It was under the shadowy branches of these old trees that the famous The Hojeir Valley Conference was held on the 24th day of April 1920. This event gave the valley great symbolic value and high moral significance. On that day a general meeting was called by a religious dignitary, Al’allamah Abd El-Hossein Sharaf- Elddine,” a religious and national leader who was highly regarded by the Shiite people in the region of Jabal ‘Amel, at the Hojeir fountainhead. The purpose of the meeting was to motivate the inhabitants of the region to fight against the French occupation. Many dignitaries from the mountain of Jabal ‘Amel were present as well as many renowned revolutionary leaders; among them were Khanjar Alssa’be and Sadeq Hamza Fa’our. In his speech, Al’allamah Sharaf- Elddine announced a plan for regulated armed resistance and insisted on national unity and mutual respect between different religious groups.
In July 2006, the Hojeir Valley witnessed heavy combat that resulted in the destruction of a number of heavy Israeli tanks, especially the Mirkava tanks. Since that time, the Hojeir Valley has been referred to by some Lebanese and Arab people as the Mirkava Cemetery.
Martyrs Valley, Leaders Valley, Death Valley, Resistance Valley, Mirkava Cemetery, these are all names given to the Hojeir Valley since the beginning of the resistance movements. These names definitely speak to the importance of the symbolic reserve and the high spiritual dimension that the valley represents to a vast number of people. Not withstanding the emotional value that this place embodies, especially for the southern Lebanese because of the number of events and glories that it holds for them both consciously and unconsciously, the valley has become the cradle of images and stories that make up a part of their collective memory.
Consequently, the valley, and especially its ancient olive trees, gained moral, symbolic and spiritual value, which it did not have before. The result was that the Hojeir Valley became a moral patrimony that belonged to the entire population of Jabal ‘Amel. Stories about the importance of the valley and about the heroic acts that were planned and accomplished within it multiplied over the years and were passed down from generation to generation. The stories related the struggles of courageous fighters who fought against the French forces in the valley between 1918 and 1942. National resistance continued during the Israeli occupation of 1978 to 2000, and every time a new incidence occurred, the people would recall more stories from their large collective memory of the valley. (From Dr. Hoteit, reference below)

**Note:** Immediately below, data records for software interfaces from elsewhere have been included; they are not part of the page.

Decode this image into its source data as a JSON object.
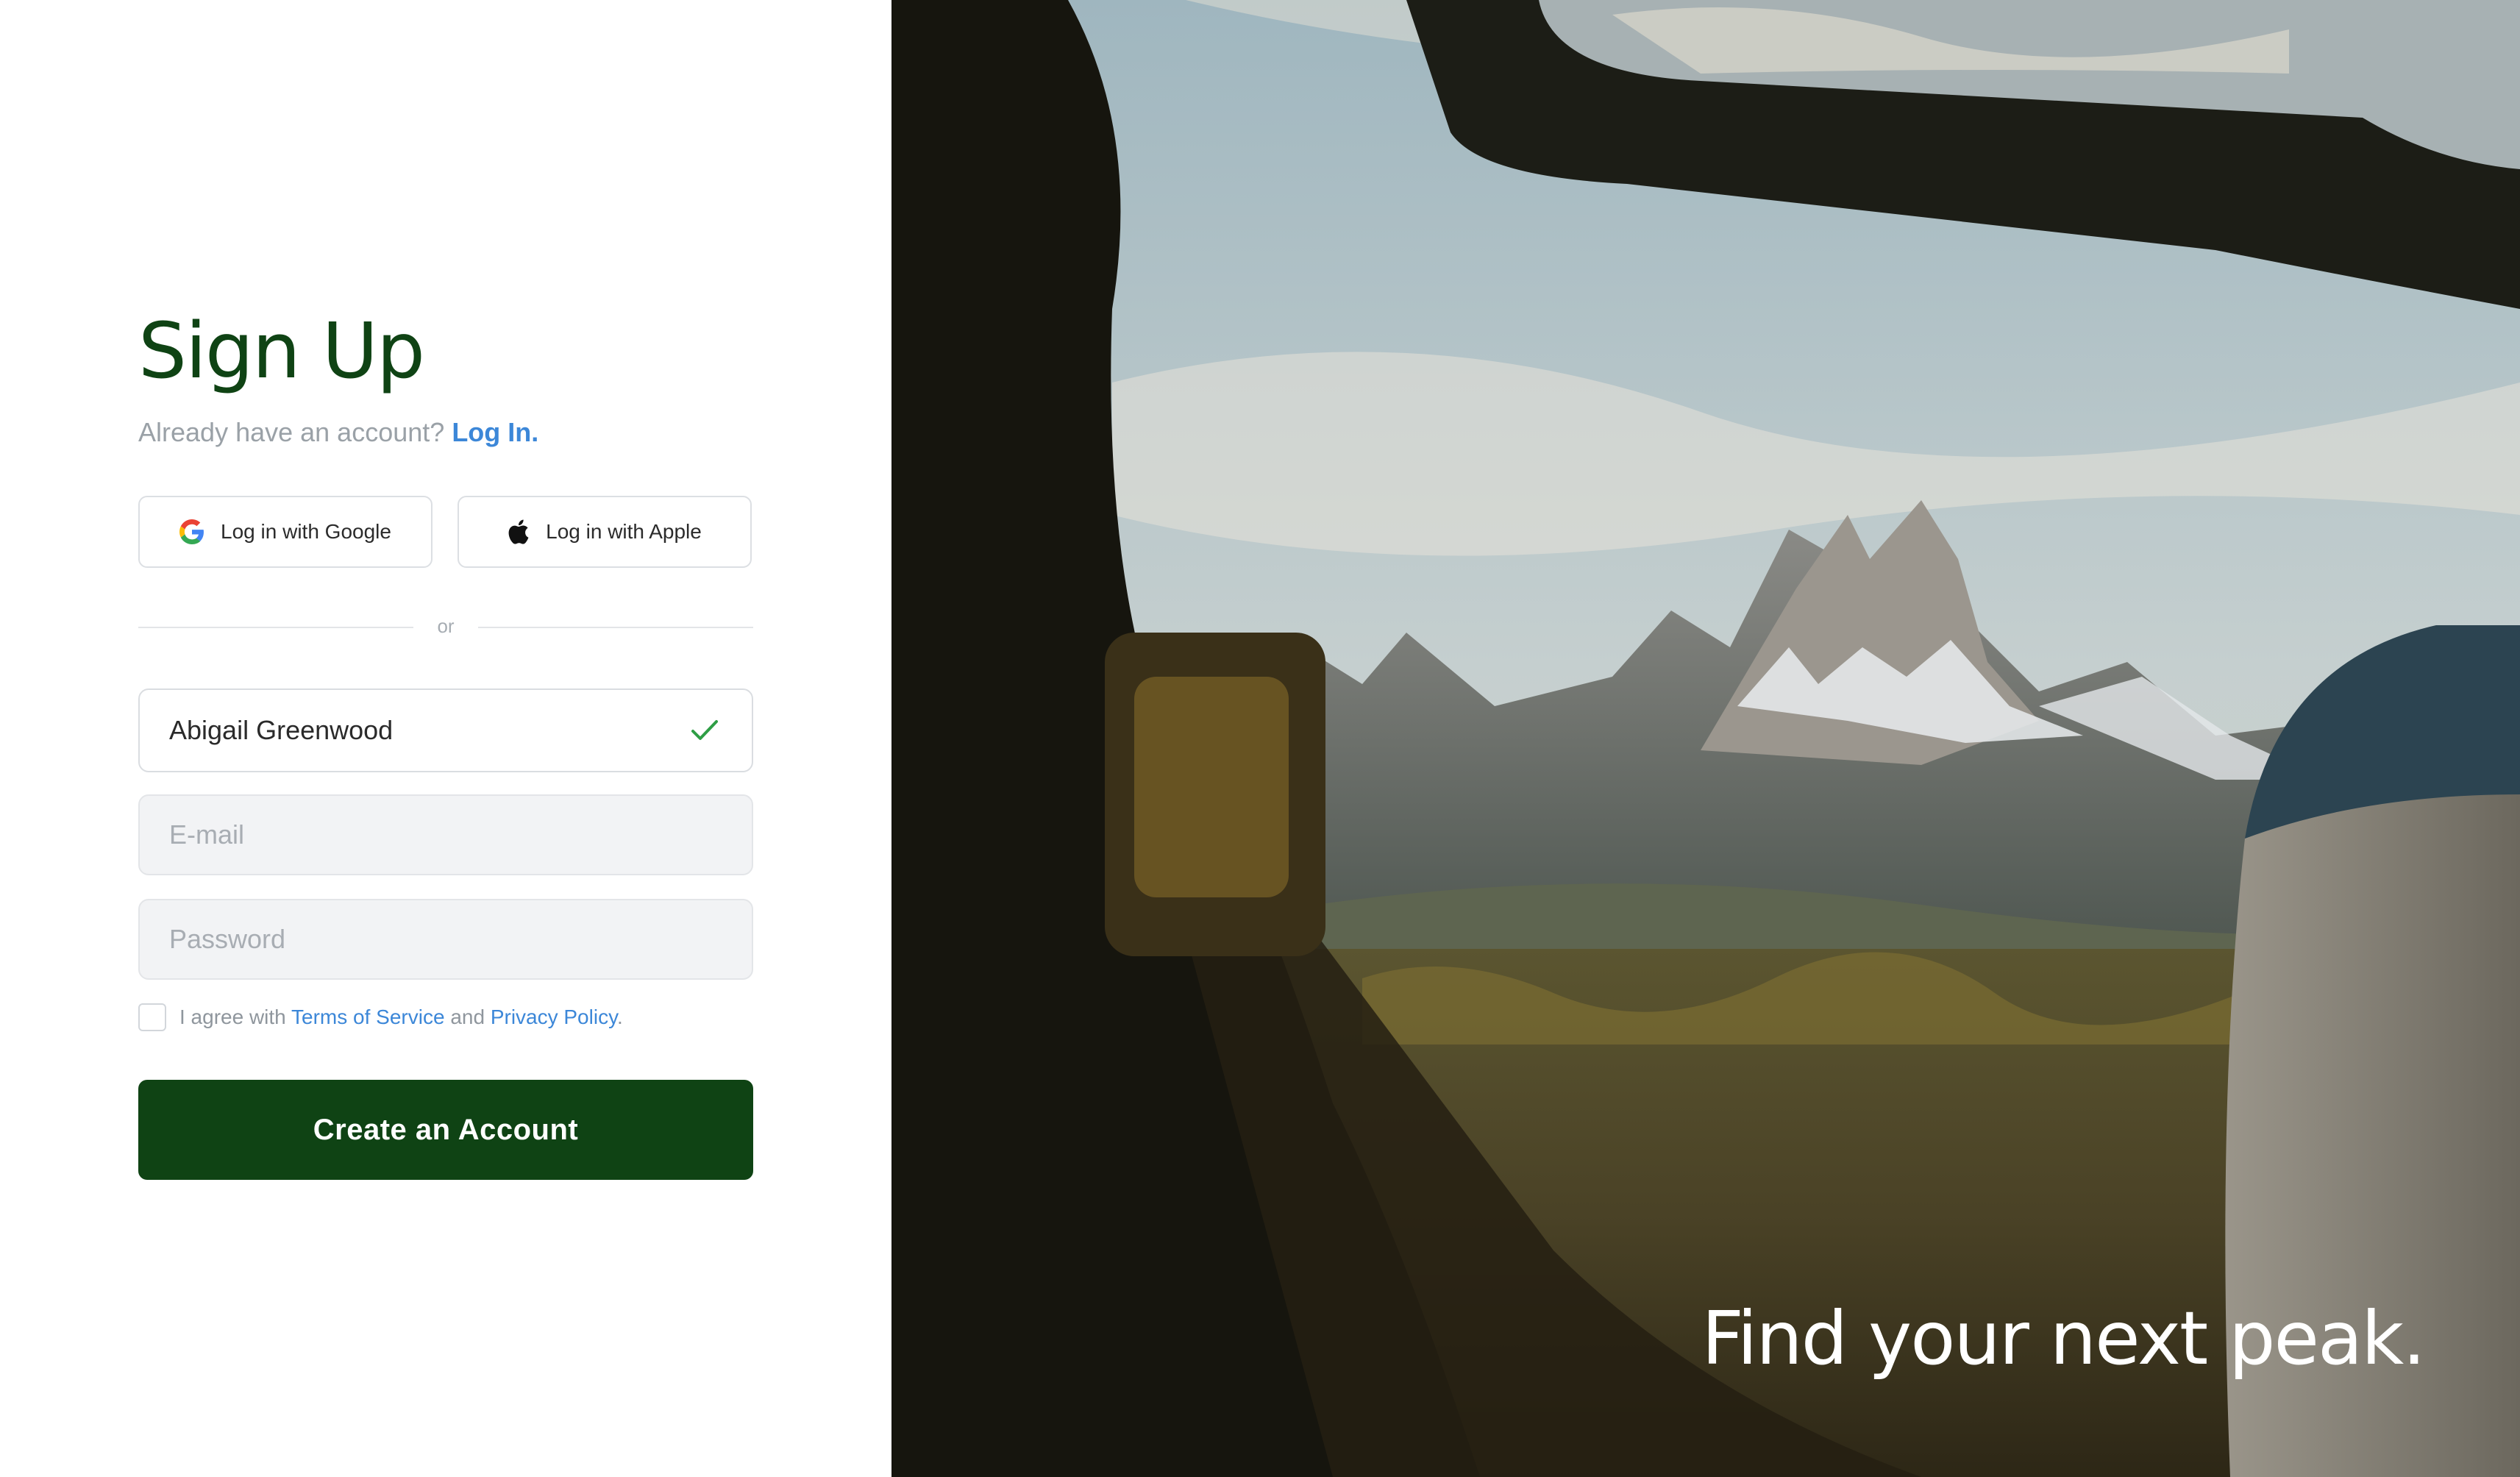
{
  "signup": {
    "title": "Sign Up",
    "have_account": "Already have an account?",
    "login_link": "Log In.",
    "google_button": "Log in with Google",
    "apple_button": "Log in with Apple",
    "divider_text": "or",
    "name_value": "Abigail Greenwood",
    "email_placeholder": "E-mail",
    "password_placeholder": "Password",
    "agree_prefix": "I agree with",
    "terms_link": "Terms of Service",
    "agree_and": "and",
    "privacy_link": "Privacy Policy",
    "agree_suffix": ".",
    "submit_button": "Create an Account"
  },
  "hero": {
    "tagline": "Find your next peak."
  },
  "colors": {
    "brand_green": "#0f4314",
    "link_blue": "#3c87d8",
    "valid_check": "#2e9e45",
    "muted_text": "#9aa1a7"
  },
  "icons": {
    "google": "google-icon",
    "apple": "apple-icon",
    "valid": "checkmark-icon"
  }
}
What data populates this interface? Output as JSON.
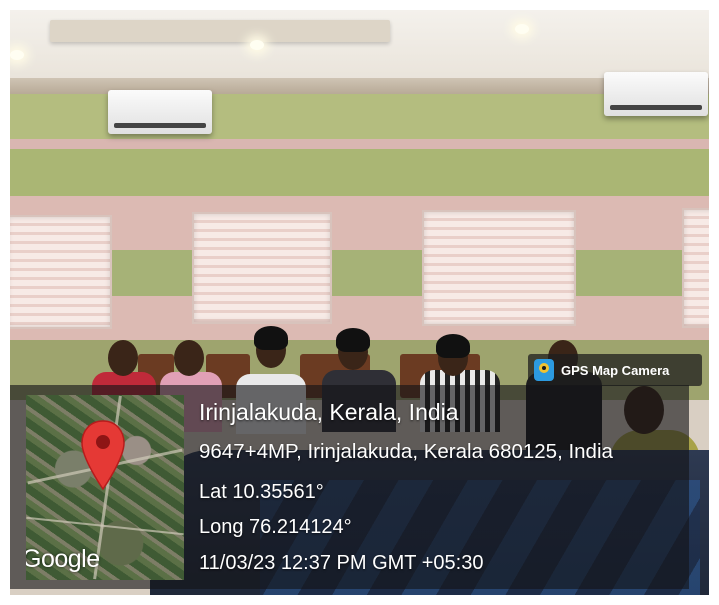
{
  "gps_badge": {
    "label": "GPS Map Camera",
    "icon": "gps-map-camera-icon"
  },
  "map": {
    "attribution": "Google",
    "pin_icon": "location-pin-icon",
    "pin_color": "#e53935"
  },
  "location": {
    "place": "Irinjalakuda, Kerala, India",
    "address": "9647+4MP, Irinjalakuda, Kerala 680125, India",
    "latitude": "Lat 10.35561°",
    "longitude": "Long 76.214124°",
    "datetime": "11/03/23 12:37 PM GMT +05:30"
  }
}
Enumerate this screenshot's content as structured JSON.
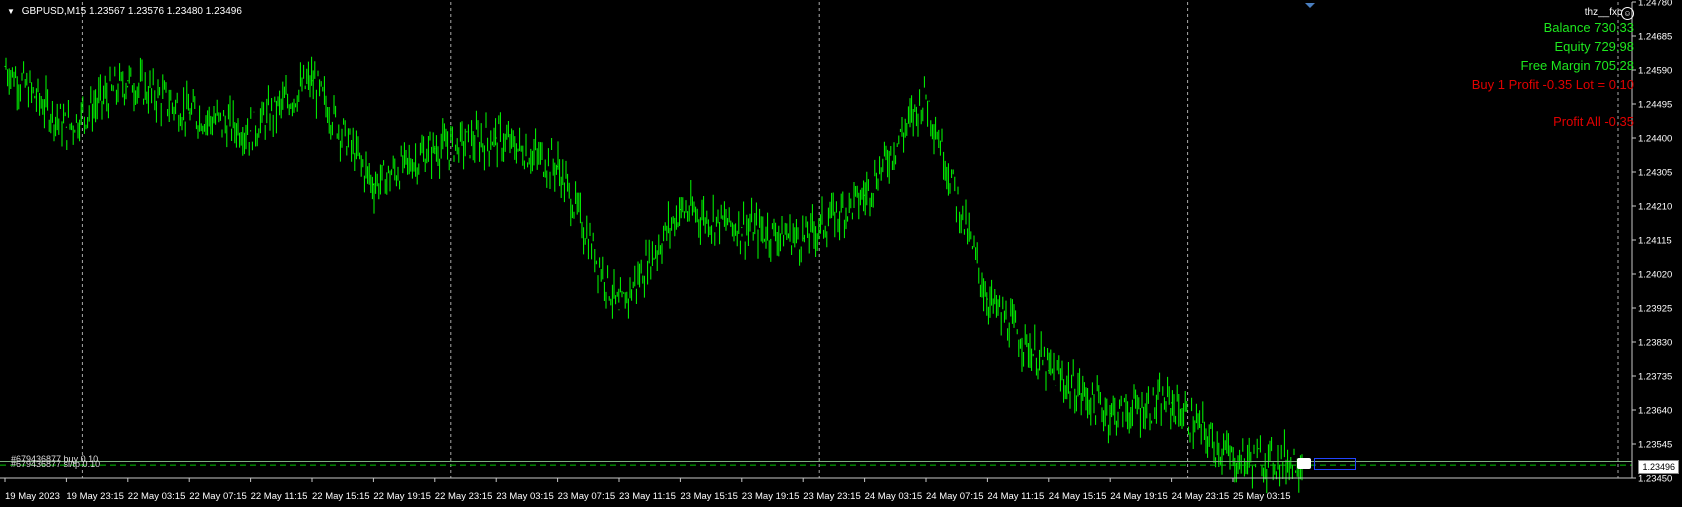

Home to the past, echoes persist to stay. Time, decay, nature, and elements have chiseled away at what was once a Paradise. A past covered by time and nature’s unaltered expanding hands, partly showing brittle fragments. The elements eating at the scars that fell upon the land, this was meant to be paradise. And it is a Paradise now. It is now a haven for those who seek to get lost in beautiful greenery among old olive and oak trees. This place is here to stay, just like this whole Land is here to stay.